Last week, the Province announced that 22 new primary care physicians have been recruited and are starting to work in communities across the Prairie Mountain Health region, six of which are in Swan River.
“Prairie Mountain Health (PMH) has been working to recruit physicians to communities across the region and their hard work is paying off,” said Health, Seniors and Active Living Minister Kelvin Goertzen in a press release. “This accomplishment will certainly benefit residents of western Manitoba and help ensure consistent, reliable care for families.”
Of these health professionals, three come from the Northern/Remote Residency Program and will practice at the Swan Valley Primary Care Centre (SVPCC).
Doctor’s Stephanie Butterworth and Serena Nelko started Sept. 11 as half-time physicians, although Nelko is expected to transition to full-time in January.
Additionally, Doctor Ryan York will begin his full-time position on Oct. 10.
Joining them was recent International Medical program Graduate, Doctor Baher Gendy, who started his full-time practice with the SVPCC on Sept. 11.

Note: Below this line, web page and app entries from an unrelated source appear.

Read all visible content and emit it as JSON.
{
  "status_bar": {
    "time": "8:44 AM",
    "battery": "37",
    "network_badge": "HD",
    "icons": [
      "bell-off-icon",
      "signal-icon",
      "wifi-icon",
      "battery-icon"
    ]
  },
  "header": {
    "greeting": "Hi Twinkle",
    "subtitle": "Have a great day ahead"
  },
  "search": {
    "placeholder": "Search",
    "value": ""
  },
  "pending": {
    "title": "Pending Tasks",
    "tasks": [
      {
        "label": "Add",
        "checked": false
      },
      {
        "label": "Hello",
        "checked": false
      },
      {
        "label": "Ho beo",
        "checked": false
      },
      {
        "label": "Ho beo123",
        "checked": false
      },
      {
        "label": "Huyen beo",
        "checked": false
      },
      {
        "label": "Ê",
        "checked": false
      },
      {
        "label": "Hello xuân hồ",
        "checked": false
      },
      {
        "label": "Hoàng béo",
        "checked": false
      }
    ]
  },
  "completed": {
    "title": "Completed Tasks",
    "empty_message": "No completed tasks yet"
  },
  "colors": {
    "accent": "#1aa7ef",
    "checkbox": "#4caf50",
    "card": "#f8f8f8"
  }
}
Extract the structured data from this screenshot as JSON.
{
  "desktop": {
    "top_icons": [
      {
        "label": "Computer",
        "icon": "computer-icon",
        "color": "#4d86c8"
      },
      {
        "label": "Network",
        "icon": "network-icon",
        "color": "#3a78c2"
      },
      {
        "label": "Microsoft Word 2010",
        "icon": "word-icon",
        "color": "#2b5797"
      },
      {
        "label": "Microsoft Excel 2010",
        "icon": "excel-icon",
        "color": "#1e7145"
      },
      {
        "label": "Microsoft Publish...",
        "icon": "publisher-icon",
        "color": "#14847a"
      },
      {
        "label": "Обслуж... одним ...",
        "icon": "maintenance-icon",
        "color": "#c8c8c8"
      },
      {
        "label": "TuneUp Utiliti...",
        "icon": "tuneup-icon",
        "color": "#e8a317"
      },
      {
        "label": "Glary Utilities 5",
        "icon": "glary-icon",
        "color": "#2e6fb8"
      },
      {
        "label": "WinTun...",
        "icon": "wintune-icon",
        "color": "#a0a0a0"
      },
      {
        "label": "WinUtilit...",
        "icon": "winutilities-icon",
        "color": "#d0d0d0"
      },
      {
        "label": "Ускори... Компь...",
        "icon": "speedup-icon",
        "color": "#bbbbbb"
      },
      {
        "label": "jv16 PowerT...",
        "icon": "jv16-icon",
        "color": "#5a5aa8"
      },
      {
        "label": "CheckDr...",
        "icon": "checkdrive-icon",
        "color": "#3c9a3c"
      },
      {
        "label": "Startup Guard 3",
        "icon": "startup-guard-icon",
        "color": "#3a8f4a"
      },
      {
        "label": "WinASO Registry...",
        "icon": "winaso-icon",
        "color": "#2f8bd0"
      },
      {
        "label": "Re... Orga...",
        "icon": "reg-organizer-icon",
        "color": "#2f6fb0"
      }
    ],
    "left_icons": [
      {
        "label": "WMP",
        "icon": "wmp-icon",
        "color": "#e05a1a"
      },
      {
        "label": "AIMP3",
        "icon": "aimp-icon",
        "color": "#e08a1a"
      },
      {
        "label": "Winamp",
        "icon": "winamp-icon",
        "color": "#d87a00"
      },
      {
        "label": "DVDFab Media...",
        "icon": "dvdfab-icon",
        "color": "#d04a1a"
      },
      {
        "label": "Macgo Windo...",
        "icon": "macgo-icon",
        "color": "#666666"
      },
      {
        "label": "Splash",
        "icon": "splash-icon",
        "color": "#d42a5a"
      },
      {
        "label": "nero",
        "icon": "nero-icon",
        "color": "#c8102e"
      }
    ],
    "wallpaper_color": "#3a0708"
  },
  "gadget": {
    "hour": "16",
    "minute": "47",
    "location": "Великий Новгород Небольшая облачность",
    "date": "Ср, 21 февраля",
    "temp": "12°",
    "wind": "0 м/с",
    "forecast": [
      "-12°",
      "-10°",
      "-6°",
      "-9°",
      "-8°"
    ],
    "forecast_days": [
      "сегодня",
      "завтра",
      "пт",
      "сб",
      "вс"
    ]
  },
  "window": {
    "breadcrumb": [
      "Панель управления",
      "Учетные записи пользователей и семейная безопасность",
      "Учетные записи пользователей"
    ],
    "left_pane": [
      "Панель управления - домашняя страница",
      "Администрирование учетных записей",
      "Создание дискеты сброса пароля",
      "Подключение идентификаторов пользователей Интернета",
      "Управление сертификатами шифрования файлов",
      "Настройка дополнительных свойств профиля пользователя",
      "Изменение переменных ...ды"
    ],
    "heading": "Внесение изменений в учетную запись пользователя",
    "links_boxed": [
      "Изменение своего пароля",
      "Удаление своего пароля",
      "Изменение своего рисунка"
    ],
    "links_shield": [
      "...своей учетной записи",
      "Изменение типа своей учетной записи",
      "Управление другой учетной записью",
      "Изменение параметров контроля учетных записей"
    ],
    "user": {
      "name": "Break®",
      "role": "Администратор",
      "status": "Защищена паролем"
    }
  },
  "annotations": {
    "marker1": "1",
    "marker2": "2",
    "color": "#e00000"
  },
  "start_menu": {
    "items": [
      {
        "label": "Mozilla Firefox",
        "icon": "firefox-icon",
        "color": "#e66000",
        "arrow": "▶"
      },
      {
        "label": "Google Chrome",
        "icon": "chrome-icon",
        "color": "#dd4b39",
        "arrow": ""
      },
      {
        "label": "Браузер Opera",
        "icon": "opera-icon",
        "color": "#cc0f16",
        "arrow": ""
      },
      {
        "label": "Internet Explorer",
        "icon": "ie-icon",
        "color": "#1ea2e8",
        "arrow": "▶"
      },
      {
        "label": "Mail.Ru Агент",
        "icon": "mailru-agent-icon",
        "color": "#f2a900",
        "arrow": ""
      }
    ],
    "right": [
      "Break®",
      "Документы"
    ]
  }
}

“The recruitment of new physicians for rural Manitoba has been a priority for our new Progressive Conservative government, a priority that is shared by Prairie Mountain Health said Swan River MLA Rick Wowchuk. “It is very exciting to see these recruitment efforts paying off and delivering more primary care to our region. I am pleased to welcome these new physicians and their families to our community.”
PMH also announced a second Nurse Practitioner has also started at the centre. Debbie Schulz started with SVPCC during the week of Sept 18 and will be working within the SVPCC with fellow Nurse Practitioner Cheryl Marfleet, who started in July.
“We have remained relentless in our efforts to continue to recruit physicians to the region and those efforts have paid off this year,” said PMH Chief Executive Officer Penny Gilson. “We want to acknowledge this is a collective effort and thank the health department, the Manitoba Healthcare Providers Network, the University of Manitoba, the International Medical Graduate training program, the Association of Manitoba Municipalities and physicians who provide mentorship and support to new recruits, and to the communities who are key partners in ongoing recruitment and retention efforts.”
All of these providers are accepting new patients and patients are invited to call the SVPCC directly to get matched to a physician or nurse practitioner.
“The region is continuing to work with communities to promote rural living and with stakeholders such as the University of Manitoba and the Office of Rural and Northern Health to promote careers in rural health care,” said Goertzen. “This combination of efforts helps connect physicians with rural communities where they will stay to build their careers and provide quality care to area residents.”
The minister noted that ongoing physician recruitment and retention efforts will be a key priority of clinical service planning that will be undertaken by Shared Health Services Manitoba. This work will support consistent and reliable health-care services, effective health human resource planning, capital equipment investments, construction planning and other initiatives that should be co-ordinated province wide.
Locally, Doctor Adrian Fung remains on educational leave. Doctor Allison Fine will not be returning to the SVPCC.